Cable and satellite TV blackouts have become a common occurrence, as we saw this summer with disputes between Charter’s Spectrum and Disney, as well as the three-month spat between DIRECTV and Nexstar. The Federal Communications Commission is pushing to make sure subscribers are fairly compensated if these blackouts continue to happen.
FCC Chairwoman Jessica Rosenworcel proposed two new rules for review. A first would require cable and satellite providers like Charter and DIRECTV issue rebates to subscribers in the event of a blackout resulting from the failure to come to a distribution agreement with broadcast stations or group owners. The second would be to require the pay-TV providers to alert the FCC about a looming blackout of 24 hours or more through an online public portal.
The proposals would provide more of a guarantee that subscribers hit by blackouts would be compensated for the loss programming, and increasingly important issue considering the higher frequency of disputes over distribution costs. While companies like Charter and DIRECTV have offered rebates in the past, they often only trigger once a customer complains or calls a service line. This rule would make rebates mandatory for all pay-TV providers, allowing consumers to have a more consistent expectation of compensation.
“Enough with the blackouts,” Rosenworcel said in a statement. “When consumers with traditional cable and satellite service turn on the screen, they should get what they pay for. It’s not right when big companies battle it out and leave viewers without the ability to watch the local news, their favorite show, or the big game. If the screen stays dark, they deserve a refund.”
But ACA Connects, a trade group that represents smaller cable operators, hit back at the FCC, saying won’t slow down the rate of blackouts and unfairly rewards broadcasters at the expense of cable.
“Unfortunately, the proposals announced today do not appear to address the root cause of these blackouts: the insatiable demand of broadcasters for outrageous, ever-increasing fees,” ACA Connects President and CEO Grant Spellmeyer said in a statement. “We urge the FCC to focus on tackling this underlying problem and to avoid proposals that are more likely to make it worse by giving mega-broadcasters even more leverage in their negotiations with smaller cable operators.”

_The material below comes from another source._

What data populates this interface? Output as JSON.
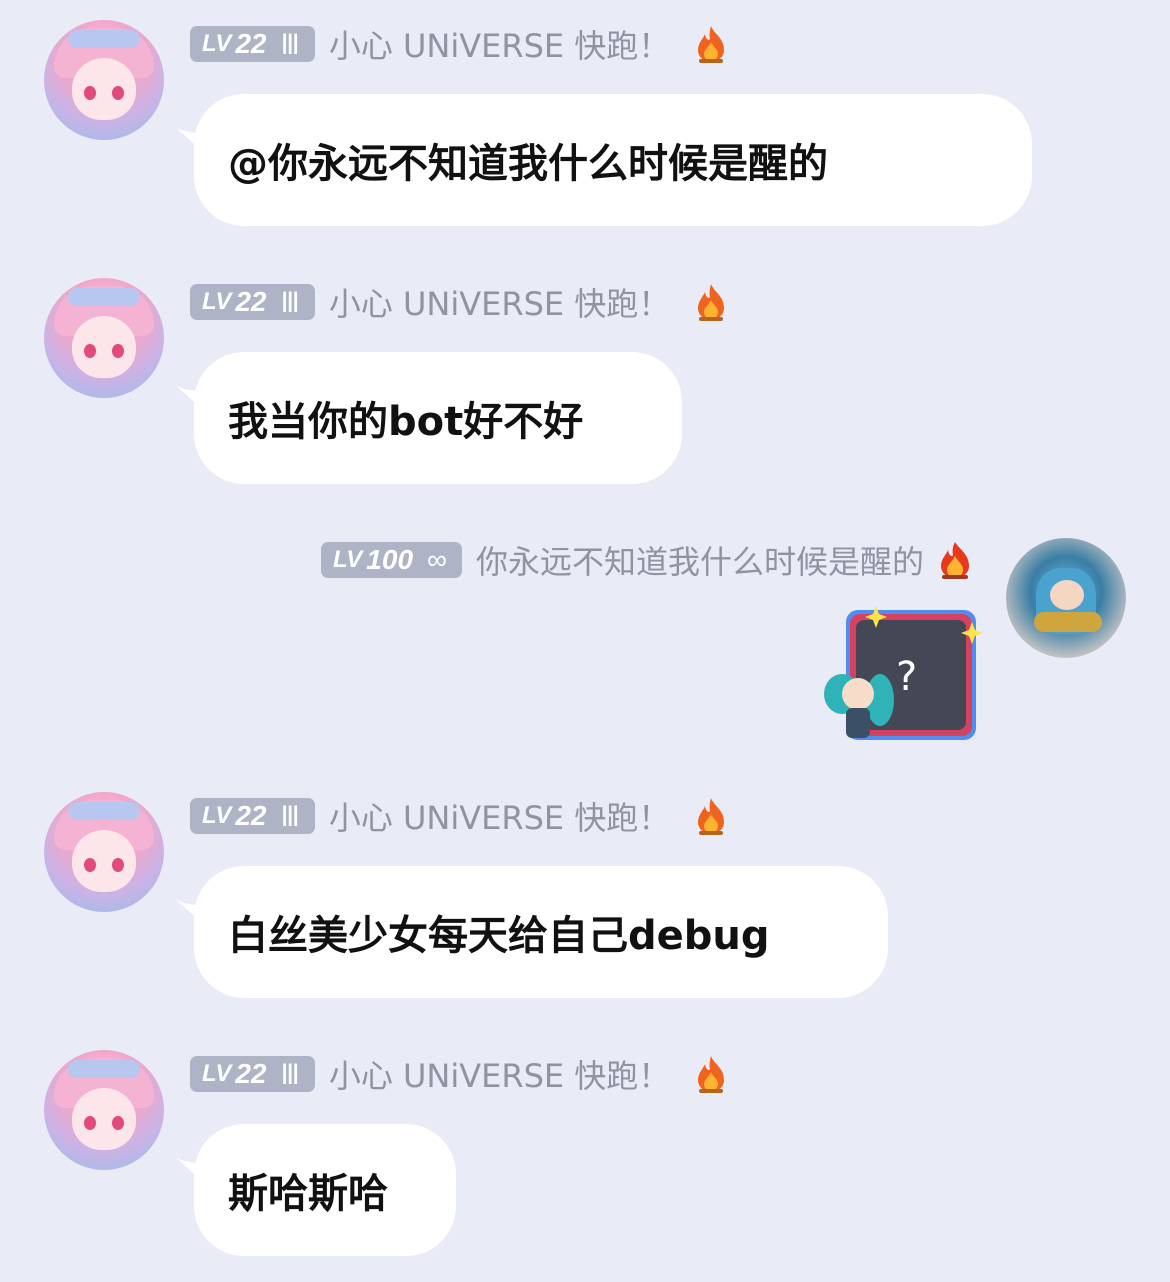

Both of these rules are just proposals, so they will need to go through public review and comment before they go into effect. But it’s likely to garner support from consumers who have been burned from past blackouts.